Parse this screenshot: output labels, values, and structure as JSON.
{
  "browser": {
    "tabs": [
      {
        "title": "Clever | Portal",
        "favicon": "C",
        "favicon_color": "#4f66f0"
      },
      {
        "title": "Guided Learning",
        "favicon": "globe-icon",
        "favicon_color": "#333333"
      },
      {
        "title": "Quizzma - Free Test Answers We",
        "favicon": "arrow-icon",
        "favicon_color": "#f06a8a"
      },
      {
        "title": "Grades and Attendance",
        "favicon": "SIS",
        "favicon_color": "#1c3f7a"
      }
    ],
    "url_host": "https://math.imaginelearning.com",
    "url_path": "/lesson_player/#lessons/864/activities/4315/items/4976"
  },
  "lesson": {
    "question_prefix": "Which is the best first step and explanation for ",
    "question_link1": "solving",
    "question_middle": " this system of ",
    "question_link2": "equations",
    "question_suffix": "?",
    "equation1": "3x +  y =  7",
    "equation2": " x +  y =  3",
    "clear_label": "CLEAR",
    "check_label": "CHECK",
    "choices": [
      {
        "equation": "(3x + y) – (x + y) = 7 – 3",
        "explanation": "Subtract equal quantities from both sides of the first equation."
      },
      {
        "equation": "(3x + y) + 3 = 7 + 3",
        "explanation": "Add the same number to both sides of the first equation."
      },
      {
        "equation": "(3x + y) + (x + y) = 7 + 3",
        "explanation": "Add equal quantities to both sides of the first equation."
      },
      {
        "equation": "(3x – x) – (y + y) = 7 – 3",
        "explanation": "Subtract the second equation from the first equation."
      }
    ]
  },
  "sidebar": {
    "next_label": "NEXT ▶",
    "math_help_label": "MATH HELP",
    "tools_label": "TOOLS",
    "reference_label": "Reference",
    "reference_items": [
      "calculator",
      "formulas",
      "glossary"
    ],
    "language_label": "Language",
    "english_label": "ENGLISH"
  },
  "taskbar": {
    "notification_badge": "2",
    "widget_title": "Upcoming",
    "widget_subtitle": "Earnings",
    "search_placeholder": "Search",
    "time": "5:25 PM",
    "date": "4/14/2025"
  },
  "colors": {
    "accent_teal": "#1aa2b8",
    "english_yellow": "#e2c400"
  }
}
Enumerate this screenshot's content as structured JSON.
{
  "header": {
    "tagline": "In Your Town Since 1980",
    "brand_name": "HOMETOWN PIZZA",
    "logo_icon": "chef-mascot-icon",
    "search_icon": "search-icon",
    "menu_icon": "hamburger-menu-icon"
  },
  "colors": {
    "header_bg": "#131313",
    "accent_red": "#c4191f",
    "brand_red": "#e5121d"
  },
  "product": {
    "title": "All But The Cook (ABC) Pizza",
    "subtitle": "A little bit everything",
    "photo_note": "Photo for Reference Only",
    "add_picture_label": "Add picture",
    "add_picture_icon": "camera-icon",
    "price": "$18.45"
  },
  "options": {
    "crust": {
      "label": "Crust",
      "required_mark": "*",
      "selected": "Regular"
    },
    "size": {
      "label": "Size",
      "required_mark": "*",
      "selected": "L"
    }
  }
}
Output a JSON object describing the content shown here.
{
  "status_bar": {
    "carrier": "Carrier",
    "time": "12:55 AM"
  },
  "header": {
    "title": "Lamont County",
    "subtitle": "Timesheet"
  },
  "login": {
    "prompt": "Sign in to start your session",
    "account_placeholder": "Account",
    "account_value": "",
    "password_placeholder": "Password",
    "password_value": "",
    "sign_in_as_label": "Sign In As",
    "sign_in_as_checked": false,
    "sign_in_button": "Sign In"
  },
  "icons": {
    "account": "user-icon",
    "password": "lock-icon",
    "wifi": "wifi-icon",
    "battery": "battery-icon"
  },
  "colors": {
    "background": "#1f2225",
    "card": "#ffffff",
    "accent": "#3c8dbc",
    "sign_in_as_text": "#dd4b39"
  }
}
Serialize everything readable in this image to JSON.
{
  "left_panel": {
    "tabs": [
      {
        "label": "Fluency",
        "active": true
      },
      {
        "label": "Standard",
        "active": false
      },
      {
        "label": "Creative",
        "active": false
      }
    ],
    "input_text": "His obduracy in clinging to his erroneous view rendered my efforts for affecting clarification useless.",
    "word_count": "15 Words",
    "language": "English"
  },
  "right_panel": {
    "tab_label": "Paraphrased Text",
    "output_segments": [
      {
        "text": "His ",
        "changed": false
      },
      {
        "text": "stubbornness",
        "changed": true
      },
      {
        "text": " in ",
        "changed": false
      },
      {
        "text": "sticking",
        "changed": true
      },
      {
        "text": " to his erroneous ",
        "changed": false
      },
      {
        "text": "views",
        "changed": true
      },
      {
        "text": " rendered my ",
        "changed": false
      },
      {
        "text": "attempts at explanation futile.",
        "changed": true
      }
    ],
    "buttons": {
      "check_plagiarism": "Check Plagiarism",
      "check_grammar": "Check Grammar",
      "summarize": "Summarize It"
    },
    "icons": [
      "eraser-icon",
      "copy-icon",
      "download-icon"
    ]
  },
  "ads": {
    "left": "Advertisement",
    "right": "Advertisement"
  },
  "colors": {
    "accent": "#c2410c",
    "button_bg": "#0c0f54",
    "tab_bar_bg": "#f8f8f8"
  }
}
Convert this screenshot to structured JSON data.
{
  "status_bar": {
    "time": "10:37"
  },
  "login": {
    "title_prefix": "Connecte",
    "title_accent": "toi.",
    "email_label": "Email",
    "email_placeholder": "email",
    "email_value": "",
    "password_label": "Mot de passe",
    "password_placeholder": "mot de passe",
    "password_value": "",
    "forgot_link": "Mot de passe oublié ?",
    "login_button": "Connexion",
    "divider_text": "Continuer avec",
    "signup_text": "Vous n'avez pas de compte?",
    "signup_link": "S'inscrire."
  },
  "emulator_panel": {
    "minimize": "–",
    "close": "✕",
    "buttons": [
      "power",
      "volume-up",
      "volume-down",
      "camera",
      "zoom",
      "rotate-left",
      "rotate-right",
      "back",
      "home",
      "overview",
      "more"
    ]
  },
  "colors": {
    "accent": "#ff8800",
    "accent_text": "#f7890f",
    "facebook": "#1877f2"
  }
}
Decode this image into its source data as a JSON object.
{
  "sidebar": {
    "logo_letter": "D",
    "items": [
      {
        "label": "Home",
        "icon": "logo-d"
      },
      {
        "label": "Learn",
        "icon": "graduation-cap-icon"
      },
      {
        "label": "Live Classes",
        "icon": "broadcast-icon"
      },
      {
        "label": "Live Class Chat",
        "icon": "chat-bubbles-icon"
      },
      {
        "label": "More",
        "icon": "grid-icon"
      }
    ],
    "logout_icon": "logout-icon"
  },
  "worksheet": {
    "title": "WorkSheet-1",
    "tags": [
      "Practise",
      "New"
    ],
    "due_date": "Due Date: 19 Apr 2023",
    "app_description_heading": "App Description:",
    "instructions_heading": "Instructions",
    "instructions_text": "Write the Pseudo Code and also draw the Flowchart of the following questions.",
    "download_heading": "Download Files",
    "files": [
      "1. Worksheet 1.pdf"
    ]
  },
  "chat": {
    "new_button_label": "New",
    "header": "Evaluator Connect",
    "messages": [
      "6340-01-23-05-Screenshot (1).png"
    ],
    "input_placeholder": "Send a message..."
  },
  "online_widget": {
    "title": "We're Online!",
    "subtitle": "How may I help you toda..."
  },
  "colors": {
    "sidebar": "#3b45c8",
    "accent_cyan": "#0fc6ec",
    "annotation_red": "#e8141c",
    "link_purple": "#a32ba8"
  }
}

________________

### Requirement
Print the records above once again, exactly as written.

### Response area
Parse this screenshot: output labels, values, and structure as JSON.
{
  "browser": {
    "tabs": [
      {
        "title": "Clever | Portal",
        "favicon": "C",
        "favicon_color": "#4f66f0"
      },
      {
        "title": "Guided Learning",
        "favicon": "globe-icon",
        "favicon_color": "#333333"
      },
      {
        "title": "Quizzma - Free Test Answers We",
        "favicon": "arrow-icon",
        "favicon_color": "#f06a8a"
      },
      {
        "title": "Grades and Attendance",
        "favicon": "SIS",
        "favicon_color": "#1c3f7a"
      }
    ],
    "url_host": "https://math.imaginelearning.com",
    "url_path": "/lesson_player/#lessons/864/activities/4315/items/4976"
  },
  "lesson": {
    "question_prefix": "Which is the best first step and explanation for ",
    "question_link1": "solving",
    "question_middle": " this system of ",
    "question_link2": "equations",
    "question_suffix": "?",
    "equation1": "3x +  y =  7",
    "equation2": " x +  y =  3",
    "clear_label": "CLEAR",
    "check_label": "CHECK",
    "choices": [
      {
        "equation": "(3x + y) – (x + y) = 7 – 3",
        "explanation": "Subtract equal quantities from both sides of the first equation."
      },
      {
        "equation": "(3x + y) + 3 = 7 + 3",
        "explanation": "Add the same number to both sides of the first equation."
      },
      {
        "equation": "(3x + y) + (x + y) = 7 + 3",
        "explanation": "Add equal quantities to both sides of the first equation."
      },
      {
        "equation": "(3x – x) – (y + y) = 7 – 3",
        "explanation": "Subtract the second equation from the first equation."
      }
    ]
  },
  "sidebar": {
    "next_label": "NEXT ▶",
    "math_help_label": "MATH HELP",
    "tools_label": "TOOLS",
    "reference_label": "Reference",
    "reference_items": [
      "calculator",
      "formulas",
      "glossary"
    ],
    "language_label": "Language",
    "english_label": "ENGLISH"
  },
  "taskbar": {
    "notification_badge": "2",
    "widget_title": "Upcoming",
    "widget_subtitle": "Earnings",
    "search_placeholder": "Search",
    "time": "5:25 PM",
    "date": "4/14/2025"
  },
  "colors": {
    "accent_teal": "#1aa2b8",
    "english_yellow": "#e2c400"
  }
}
Enumerate this screenshot's content as structured JSON.
{
  "header": {
    "tagline": "In Your Town Since 1980",
    "brand_name": "HOMETOWN PIZZA",
    "logo_icon": "chef-mascot-icon",
    "search_icon": "search-icon",
    "menu_icon": "hamburger-menu-icon"
  },
  "colors": {
    "header_bg": "#131313",
    "accent_red": "#c4191f",
    "brand_red": "#e5121d"
  },
  "product": {
    "title": "All But The Cook (ABC) Pizza",
    "subtitle": "A little bit everything",
    "photo_note": "Photo for Reference Only",
    "add_picture_label": "Add picture",
    "add_picture_icon": "camera-icon",
    "price": "$18.45"
  },
  "options": {
    "crust": {
      "label": "Crust",
      "required_mark": "*",
      "selected": "Regular"
    },
    "size": {
      "label": "Size",
      "required_mark": "*",
      "selected": "L"
    }
  }
}
Output a JSON object describing the content shown here.
{
  "status_bar": {
    "carrier": "Carrier",
    "time": "12:55 AM"
  },
  "header": {
    "title": "Lamont County",
    "subtitle": "Timesheet"
  },
  "login": {
    "prompt": "Sign in to start your session",
    "account_placeholder": "Account",
    "account_value": "",
    "password_placeholder": "Password",
    "password_value": "",
    "sign_in_as_label": "Sign In As",
    "sign_in_as_checked": false,
    "sign_in_button": "Sign In"
  },
  "icons": {
    "account": "user-icon",
    "password": "lock-icon",
    "wifi": "wifi-icon",
    "battery": "battery-icon"
  },
  "colors": {
    "background": "#1f2225",
    "card": "#ffffff",
    "accent": "#3c8dbc",
    "sign_in_as_text": "#dd4b39"
  }
}
Serialize everything readable in this image to JSON.
{
  "left_panel": {
    "tabs": [
      {
        "label": "Fluency",
        "active": true
      },
      {
        "label": "Standard",
        "active": false
      },
      {
        "label": "Creative",
        "active": false
      }
    ],
    "input_text": "His obduracy in clinging to his erroneous view rendered my efforts for affecting clarification useless.",
    "word_count": "15 Words",
    "language": "English"
  },
  "right_panel": {
    "tab_label": "Paraphrased Text",
    "output_segments": [
      {
        "text": "His ",
        "changed": false
      },
      {
        "text": "stubbornness",
        "changed": true
      },
      {
        "text": " in ",
        "changed": false
      },
      {
        "text": "sticking",
        "changed": true
      },
      {
        "text": " to his erroneous ",
        "changed": false
      },
      {
        "text": "views",
        "changed": true
      },
      {
        "text": " rendered my ",
        "changed": false
      },
      {
        "text": "attempts at explanation futile.",
        "changed": true
      }
    ],
    "buttons": {
      "check_plagiarism": "Check Plagiarism",
      "check_grammar": "Check Grammar",
      "summarize": "Summarize It"
    },
    "icons": [
      "eraser-icon",
      "copy-icon",
      "download-icon"
    ]
  },
  "ads": {
    "left": "Advertisement",
    "right": "Advertisement"
  },
  "colors": {
    "accent": "#c2410c",
    "button_bg": "#0c0f54",
    "tab_bar_bg": "#f8f8f8"
  }
}
Convert this screenshot to structured JSON data.
{
  "status_bar": {
    "time": "10:37"
  },
  "login": {
    "title_prefix": "Connecte",
    "title_accent": "toi.",
    "email_label": "Email",
    "email_placeholder": "email",
    "email_value": "",
    "password_label": "Mot de passe",
    "password_placeholder": "mot de passe",
    "password_value": "",
    "forgot_link": "Mot de passe oublié ?",
    "login_button": "Connexion",
    "divider_text": "Continuer avec",
    "signup_text": "Vous n'avez pas de compte?",
    "signup_link": "S'inscrire."
  },
  "emulator_panel": {
    "minimize": "–",
    "close": "✕",
    "buttons": [
      "power",
      "volume-up",
      "volume-down",
      "camera",
      "zoom",
      "rotate-left",
      "rotate-right",
      "back",
      "home",
      "overview",
      "more"
    ]
  },
  "colors": {
    "accent": "#ff8800",
    "accent_text": "#f7890f",
    "facebook": "#1877f2"
  }
}
Decode this image into its source data as a JSON object.
{
  "sidebar": {
    "logo_letter": "D",
    "items": [
      {
        "label": "Home",
        "icon": "logo-d"
      },
      {
        "label": "Learn",
        "icon": "graduation-cap-icon"
      },
      {
        "label": "Live Classes",
        "icon": "broadcast-icon"
      },
      {
        "label": "Live Class Chat",
        "icon": "chat-bubbles-icon"
      },
      {
        "label": "More",
        "icon": "grid-icon"
      }
    ],
    "logout_icon": "logout-icon"
  },
  "worksheet": {
    "title": "WorkSheet-1",
    "tags": [
      "Practise",
      "New"
    ],
    "due_date": "Due Date: 19 Apr 2023",
    "app_description_heading": "App Description:",
    "instructions_heading": "Instructions",
    "instructions_text": "Write the Pseudo Code and also draw the Flowchart of the following questions.",
    "download_heading": "Download Files",
    "files": [
      "1. Worksheet 1.pdf"
    ]
  },
  "chat": {
    "new_button_label": "New",
    "header": "Evaluator Connect",
    "messages": [
      "6340-01-23-05-Screenshot (1).png"
    ],
    "input_placeholder": "Send a message..."
  },
  "online_widget": {
    "title": "We're Online!",
    "subtitle": "How may I help you toda..."
  },
  "colors": {
    "sidebar": "#3b45c8",
    "accent_cyan": "#0fc6ec",
    "annotation_red": "#e8141c",
    "link_purple": "#a32ba8"
  }
}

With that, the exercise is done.